By Dr Clive Dalton
The short head and yard
Here the competitor has to gather three sheep, drive then through a simple obstacle made from two parallel gates and then has to pen the sheep.
Picture 1: The competitor approaching the 'mark' with her dog while the releaser at the other end of the paddock has released three sheep from the holding pen out of sight on left of picture. He is holding them with his dog in a corner of a temporary fence.
Picture 2: Competitor waiting for the jugde's call to start. The releaser is walking off to get out of view but leaves his dog in position until the competitor's dog has made its cast to get behind the sheep.
Picture 3: Competitor's dog being released
Picture 4: Competitor's dog is about to come around behind the sheep for the 'Hold'
Picture 5: Everything going to plan - sheep approaching handler in a nice straight line.
Picture 6 & 7: Once passed the markers the handler can move for the 'Drive' through the hurdles. The handler is allowed to assist the dog with a stick (max length 1m).

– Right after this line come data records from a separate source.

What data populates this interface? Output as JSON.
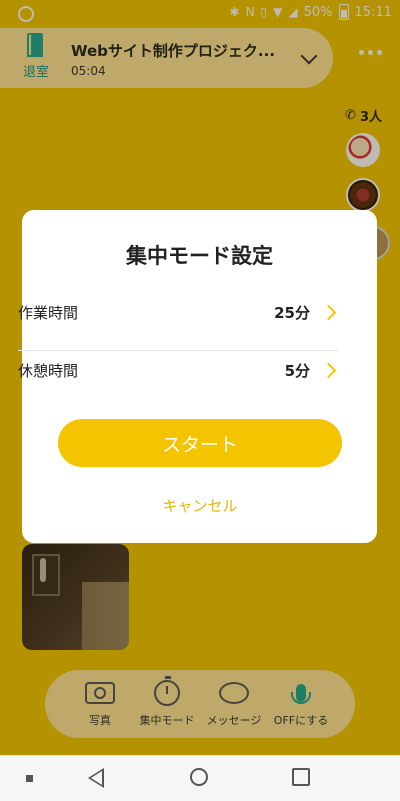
{
  "status_bar": {
    "battery": "50%",
    "time": "15:11"
  },
  "header": {
    "exit_label": "退室",
    "title": "Webサイト制作プロジェク...",
    "elapsed": "05:04"
  },
  "participants": {
    "count_label": "3人"
  },
  "modal": {
    "title": "集中モード設定",
    "rows": [
      {
        "label": "作業時間",
        "value": "25分"
      },
      {
        "label": "休憩時間",
        "value": "5分"
      }
    ],
    "start_label": "スタート",
    "cancel_label": "キャンセル",
    "accent_color": "#f5c400"
  },
  "toolbar": {
    "items": [
      {
        "label": "写真",
        "icon": "camera-icon"
      },
      {
        "label": "集中モード",
        "icon": "stopwatch-icon"
      },
      {
        "label": "メッセージ",
        "icon": "chat-bubble-icon"
      },
      {
        "label": "OFFにする",
        "icon": "microphone-icon"
      }
    ]
  },
  "colors": {
    "background": "#f2c500",
    "header_bg": "#ffe59a",
    "accent_teal": "#1ea896"
  }
}
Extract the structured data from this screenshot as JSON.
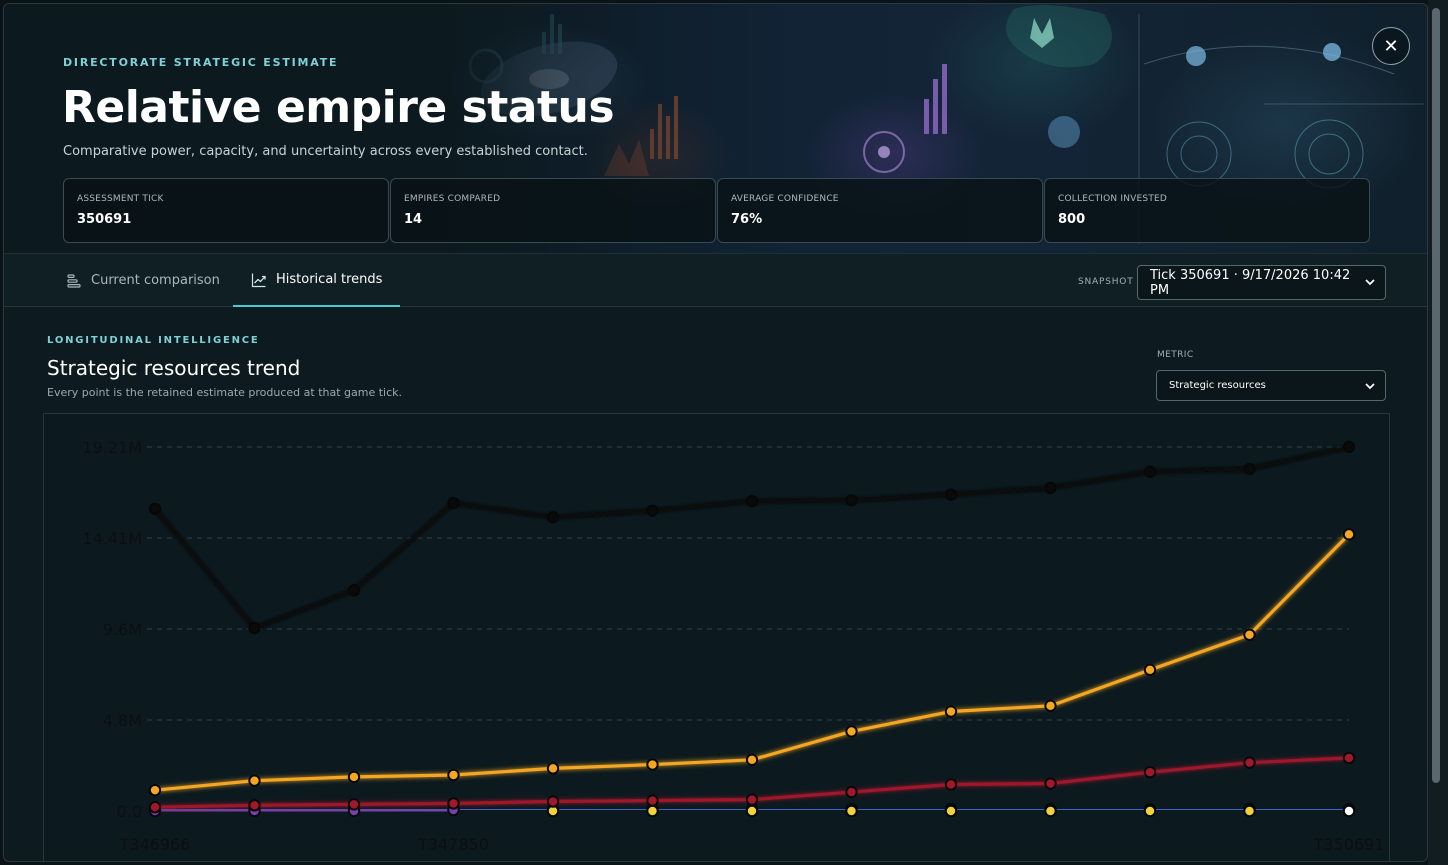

Picture 8: The final part of the course is for the competitor and dog to pen the sheep. Time ends with the gate being closed. The competitor is not allowed to touch the sheep and there is no long rope on the gate to assist the handler as in the British trials.